(Update 09/2017: Jungle Disk is a much different company in 2017 than when I wrote this article. Think of this as a snapshot in time, but don’t let it influence you if you are evaluating them many years later – everything has changed. Jungle Disk lives on with new owners and new products.)
At the beginning of 2010 I wrote several articles about JungleDisk, which was at that time the most attractive online backup service for small businesses. The software was not glamorous but it was functional, and new features were being added that had potential – the company had introduced a rudimentary system for syncing files among computers and setting up a mapped drive in the sky that could be accessed from multiple locations, and was working on centralized management for servers.
Shortly before that the company had been acquired by Rackspace, which seemed like a natural fit that would be good for JungleDisk’s development. Rackspace is a large company dedicated to cloud and managed hosting services for enterprises; quickly JungleDisk added the option to back up files on Rackspace servers instead of Amazon servers. The press releases said the obligatory things about how good everybody felt about the deal: Rackspace was taking on Amazon and there was going to be “an arms race in features, stability, and performance.”

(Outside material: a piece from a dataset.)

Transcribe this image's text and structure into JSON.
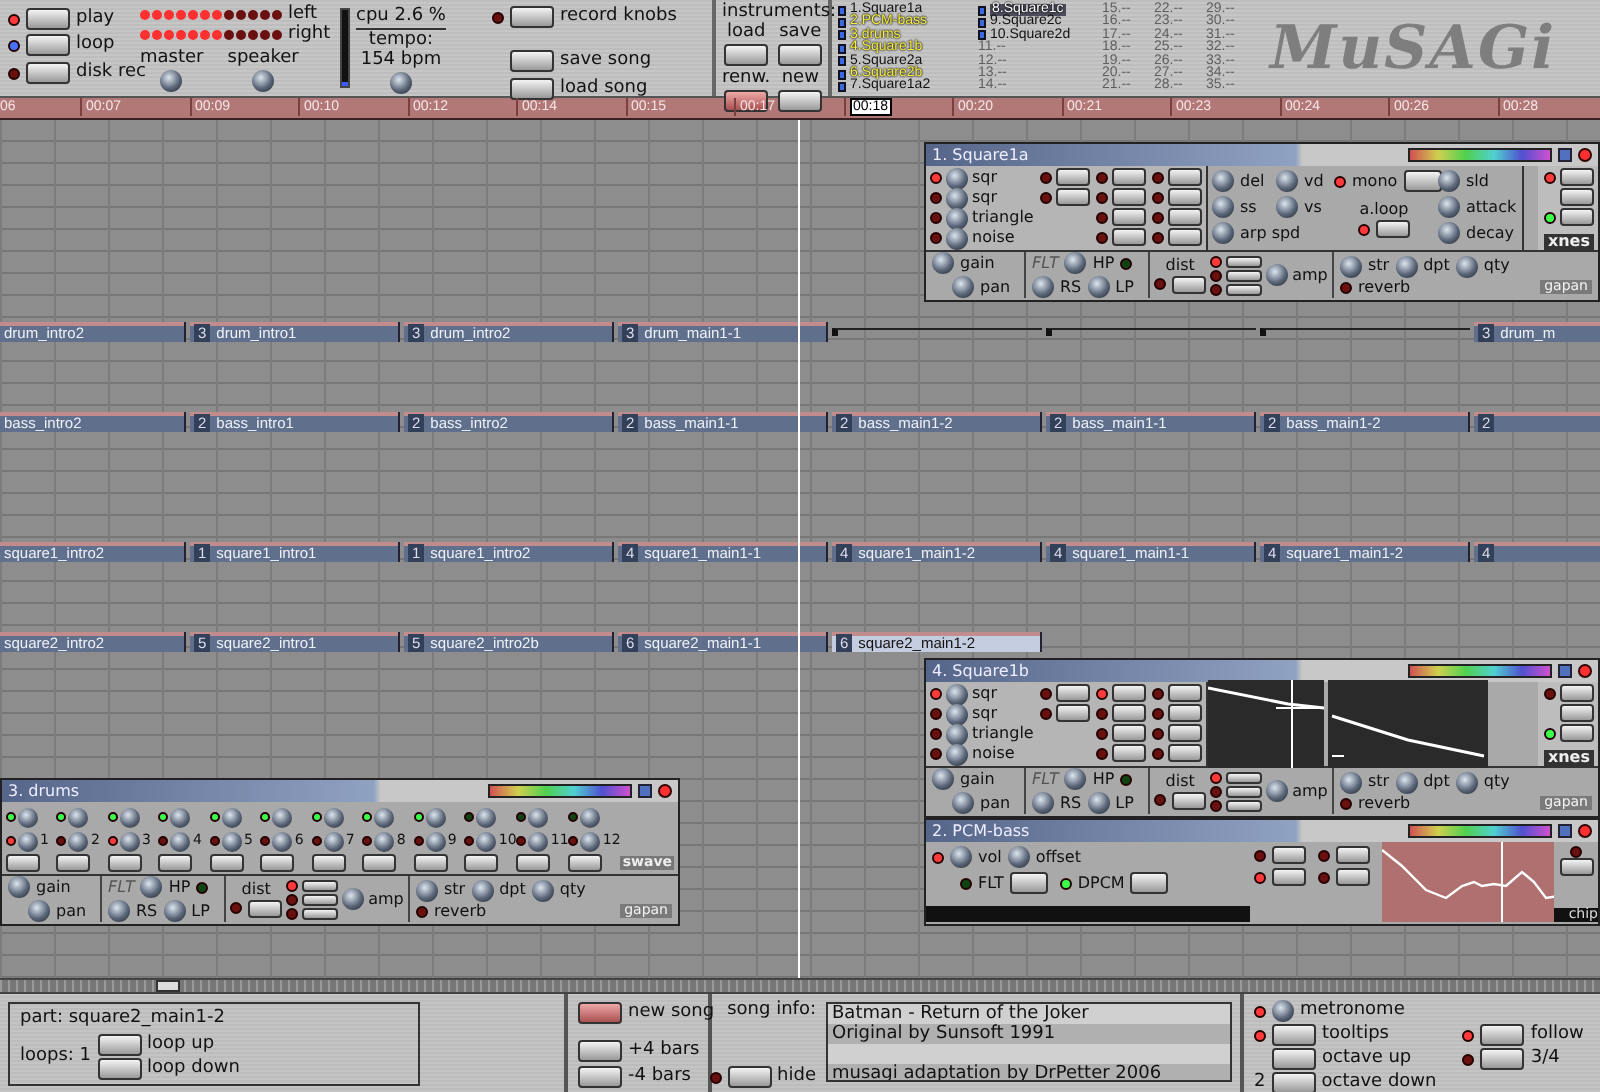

And then things began to slow down.
JungleDisk had lively support forums but as time went on there were fewer and fewer posts from company representatives. Frequently no answers were forthcoming about problems with the service. Bug fixes were issued less often. Major updates were promised and not delivered, and after a while there weren’t even any promises.
By the end of 2010 the landscape had changed. Dropbox had run away with the prize for file syncing; JungleDisk’s attempt had been half-hearted and buggy and wound up abandoned. Other consumer backup services – Carbonite and Mozy in particular – were polishing up their software and their web sites while JungleDisk sat stagnant.
In 2011 JungleDisk looks like an orphaned product. The last post on the company blog was in May, announcing a minor point release that seemed to cause more problems than it fixed. The support forums have gone dead, other than occasional lonely voices asking for some acknowledgement from anyone in the company that the products still have a future. The company set up a Twitter account, then let it go almost completely dead after May – except for a single post last week that says: “Happy Turkey Day!”
The software looks increasingly dated and rough around the edges compared to the competitors. It’s clumsy to set up and clumsy to use. It was difficult to puzzle out the procedure to recover data for a client a few months ago after a server crash – it worked eventually but it was slow and unintuitive.
A few months ago I discovered that JungleDisk backups had stopped working at all on my own server. A bug caused it to stop working correctly for one of my clients shortly thereafter. There have been months of reports of problems being posted online with no response from the company. (See the comments to the May blog post, which continue through this week.)
I’d like to encourage my clients using JungleDisk, and anyone else in the same position, to take me up on my offer to use the Bruceb Cloud Backup service for online backups. It’s far more expensive than JungleDisk – but:
- It works.
- It’s very, very easy to restore files.
- It has a big company standing behind it that is pouring resources into keeping your data safe and improving the service.
- I stand behind it, fanatically interested in making you happy with your technology.
Be safe. Back up your files. Call me if you’d like more information about online backups!